◆ **ACTION ITEM**: Report each line of the data below in which "true" appears.

◆ **THE DATA**:
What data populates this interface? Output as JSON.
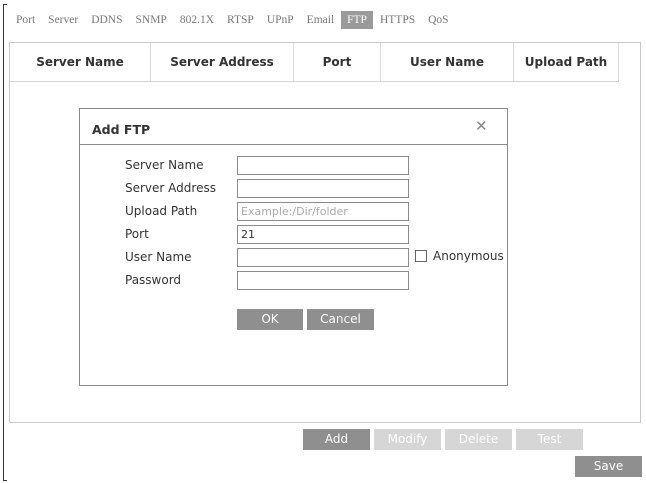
{
  "tabs": [
    {
      "label": "Port",
      "active": false
    },
    {
      "label": "Server",
      "active": false
    },
    {
      "label": "DDNS",
      "active": false
    },
    {
      "label": "SNMP",
      "active": false
    },
    {
      "label": "802.1X",
      "active": false
    },
    {
      "label": "RTSP",
      "active": false
    },
    {
      "label": "UPnP",
      "active": false
    },
    {
      "label": "Email",
      "active": false
    },
    {
      "label": "FTP",
      "active": true
    },
    {
      "label": "HTTPS",
      "active": false
    },
    {
      "label": "QoS",
      "active": false
    }
  ],
  "table": {
    "columns": [
      "Server Name",
      "Server Address",
      "Port",
      "User Name",
      "Upload Path"
    ],
    "rows": []
  },
  "dialog": {
    "title": "Add FTP",
    "close_icon": "close-icon",
    "fields": {
      "server_name": {
        "label": "Server Name",
        "value": "",
        "placeholder": ""
      },
      "server_address": {
        "label": "Server Address",
        "value": "",
        "placeholder": ""
      },
      "upload_path": {
        "label": "Upload Path",
        "value": "",
        "placeholder": "Example:/Dir/folder"
      },
      "port": {
        "label": "Port",
        "value": "21",
        "placeholder": ""
      },
      "user_name": {
        "label": "User Name",
        "value": "",
        "placeholder": ""
      },
      "password": {
        "label": "Password",
        "value": "",
        "placeholder": ""
      }
    },
    "anonymous": {
      "label": "Anonymous",
      "checked": false
    },
    "ok_label": "OK",
    "cancel_label": "Cancel"
  },
  "actions": {
    "add_label": "Add",
    "modify_label": "Modify",
    "delete_label": "Delete",
    "test_label": "Test",
    "save_label": "Save"
  },
  "colors": {
    "active_tab": "#9a9a9a",
    "button": "#8f8f8f",
    "button_disabled": "#d6d6d6"
  }
}
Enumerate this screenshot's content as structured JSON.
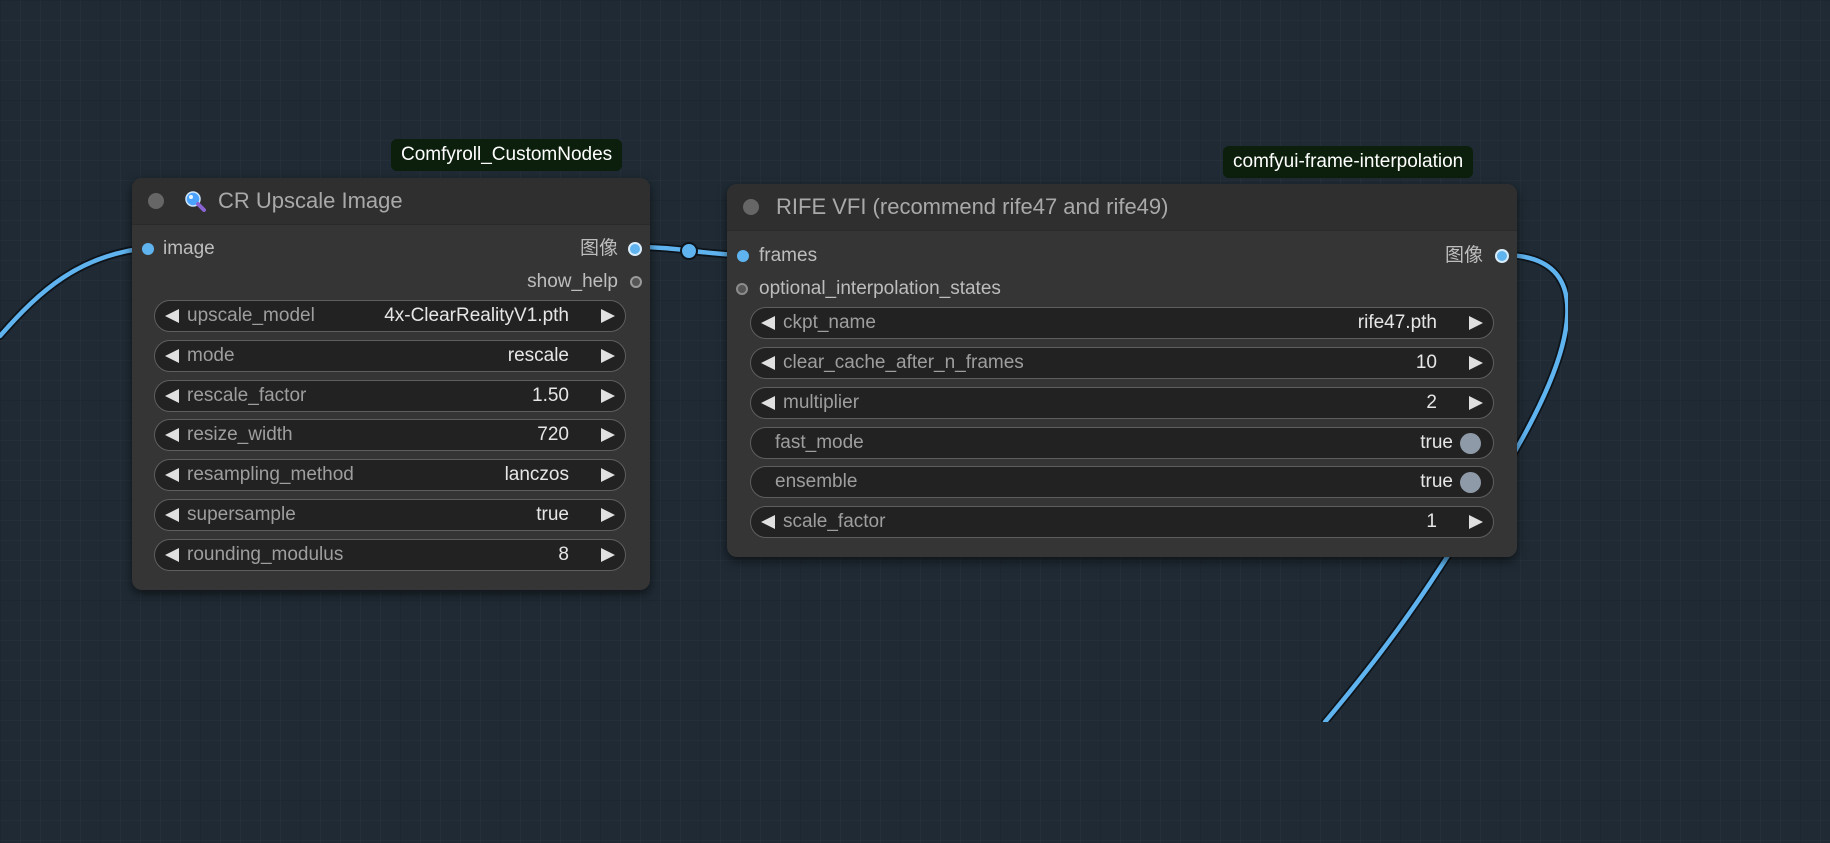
{
  "colors": {
    "canvas_background": "#1f2a34",
    "node_background": "#353535",
    "link": "#5fb4f0",
    "badge_background": "#0c1f0c"
  },
  "node_upscale": {
    "badge": "Comfyroll_CustomNodes",
    "title": "CR Upscale Image",
    "title_icon": "magnifier-icon",
    "input_image": "image",
    "output_image": "图像",
    "output_show_help": "show_help",
    "widgets": [
      {
        "label": "upscale_model",
        "value": "4x-ClearRealityV1.pth"
      },
      {
        "label": "mode",
        "value": "rescale"
      },
      {
        "label": "rescale_factor",
        "value": "1.50"
      },
      {
        "label": "resize_width",
        "value": "720"
      },
      {
        "label": "resampling_method",
        "value": "lanczos"
      },
      {
        "label": "supersample",
        "value": "true"
      },
      {
        "label": "rounding_modulus",
        "value": "8"
      }
    ]
  },
  "node_rife": {
    "badge": "comfyui-frame-interpolation",
    "title": "RIFE VFI (recommend rife47 and rife49)",
    "input_frames": "frames",
    "input_optional": "optional_interpolation_states",
    "output_image": "图像",
    "widgets": [
      {
        "label": "ckpt_name",
        "value": "rife47.pth",
        "type": "combo"
      },
      {
        "label": "clear_cache_after_n_frames",
        "value": "10",
        "type": "number"
      },
      {
        "label": "multiplier",
        "value": "2",
        "type": "number"
      },
      {
        "label": "fast_mode",
        "value": "true",
        "type": "toggle"
      },
      {
        "label": "ensemble",
        "value": "true",
        "type": "toggle"
      },
      {
        "label": "scale_factor",
        "value": "1",
        "type": "number"
      }
    ]
  }
}
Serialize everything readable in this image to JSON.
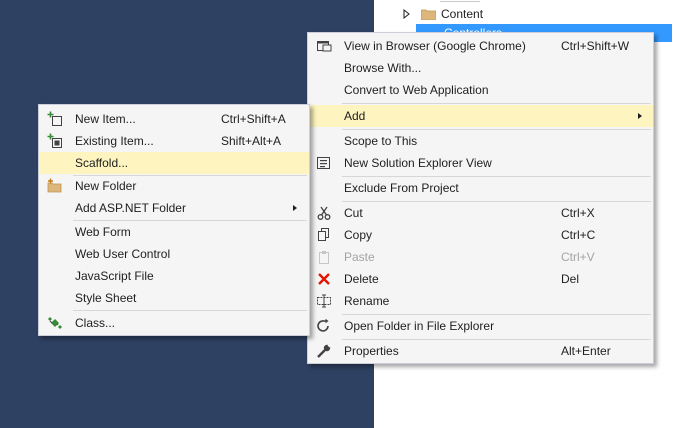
{
  "solution_explorer": {
    "items": [
      {
        "label": "Content",
        "expanded": false,
        "selected": false
      },
      {
        "label": "Controllers",
        "expanded": true,
        "selected": true
      }
    ]
  },
  "context_menu": [
    {
      "label": "View in Browser (Google Chrome)",
      "shortcut": "Ctrl+Shift+W",
      "icon": "view-in-browser-icon"
    },
    {
      "label": "Browse With...",
      "shortcut": "",
      "icon": ""
    },
    {
      "label": "Convert to Web Application",
      "shortcut": "",
      "icon": ""
    },
    {
      "label": "Add",
      "shortcut": "",
      "icon": "",
      "submenu": true,
      "highlighted": true
    },
    {
      "label": "Scope to This",
      "shortcut": "",
      "icon": ""
    },
    {
      "label": "New Solution Explorer View",
      "shortcut": "",
      "icon": "new-solution-explorer-view-icon"
    },
    {
      "label": "Exclude From Project",
      "shortcut": "",
      "icon": ""
    },
    {
      "label": "Cut",
      "shortcut": "Ctrl+X",
      "icon": "cut-icon"
    },
    {
      "label": "Copy",
      "shortcut": "Ctrl+C",
      "icon": "copy-icon"
    },
    {
      "label": "Paste",
      "shortcut": "Ctrl+V",
      "icon": "paste-icon",
      "disabled": true
    },
    {
      "label": "Delete",
      "shortcut": "Del",
      "icon": "delete-icon"
    },
    {
      "label": "Rename",
      "shortcut": "",
      "icon": "rename-icon"
    },
    {
      "label": "Open Folder in File Explorer",
      "shortcut": "",
      "icon": "open-folder-icon"
    },
    {
      "label": "Properties",
      "shortcut": "Alt+Enter",
      "icon": "wrench-icon"
    }
  ],
  "add_submenu": [
    {
      "label": "New Item...",
      "shortcut": "Ctrl+Shift+A",
      "icon": "new-item-icon"
    },
    {
      "label": "Existing Item...",
      "shortcut": "Shift+Alt+A",
      "icon": "existing-item-icon"
    },
    {
      "label": "Scaffold...",
      "shortcut": "",
      "icon": "",
      "highlighted": true
    },
    {
      "label": "New Folder",
      "shortcut": "",
      "icon": "new-folder-icon"
    },
    {
      "label": "Add ASP.NET Folder",
      "shortcut": "",
      "icon": "",
      "submenu": true
    },
    {
      "label": "Web Form",
      "shortcut": "",
      "icon": ""
    },
    {
      "label": "Web User Control",
      "shortcut": "",
      "icon": ""
    },
    {
      "label": "JavaScript File",
      "shortcut": "",
      "icon": ""
    },
    {
      "label": "Style Sheet",
      "shortcut": "",
      "icon": ""
    },
    {
      "label": "Class...",
      "shortcut": "",
      "icon": "class-icon"
    }
  ],
  "colors": {
    "background": "#2e4162",
    "menu_background": "#f5f5f5",
    "menu_border": "#cccedb",
    "highlight": "#fdf4bf",
    "selection": "#3399ff",
    "disabled_text": "#a2a4a5"
  }
}
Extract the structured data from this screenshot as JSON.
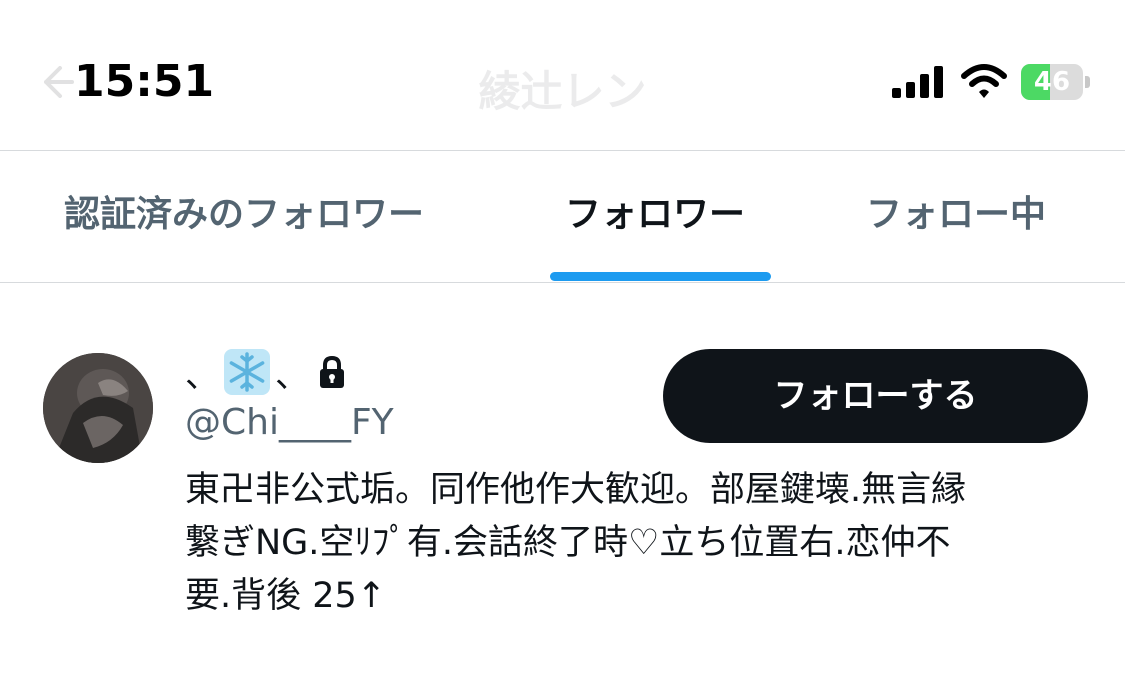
{
  "status_bar": {
    "time": "15:51",
    "battery_percent": "46",
    "battery_level": 0.46,
    "battery_color": "#4cd964"
  },
  "header": {
    "title": "綾辻レン",
    "back_icon": "arrow-left-icon"
  },
  "tabs": [
    {
      "label": "認証済みのフォロワー",
      "active": false
    },
    {
      "label": "フォロワー",
      "active": true
    },
    {
      "label": "フォロー中",
      "active": false
    }
  ],
  "accent_color": "#1d9bf0",
  "user": {
    "name_prefix": "、",
    "name_emoji": "snowflake-icon",
    "name_suffix": "、",
    "protected_icon": "lock-icon",
    "handle": "@Chi____FY",
    "follow_label": "フォローする",
    "bio_lines": [
      "東卍非公式垢。同作他作大歓迎。部屋鍵壊.無言縁",
      "繋ぎNG.空ﾘﾌﾟ有.会話終了時♡立ち位置右.恋仲不",
      "要.背後 25↑"
    ]
  }
}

◆ **ANSWER BOX**:
      "active": true
        "value": "true"
        "value": "true",
        "value": "true",
        "expanded": true,
        "selected": true
      "submenu": true,
      "highlighted": true
      "disabled": true
      "highlighted": true
      "submenu": true
      "active": true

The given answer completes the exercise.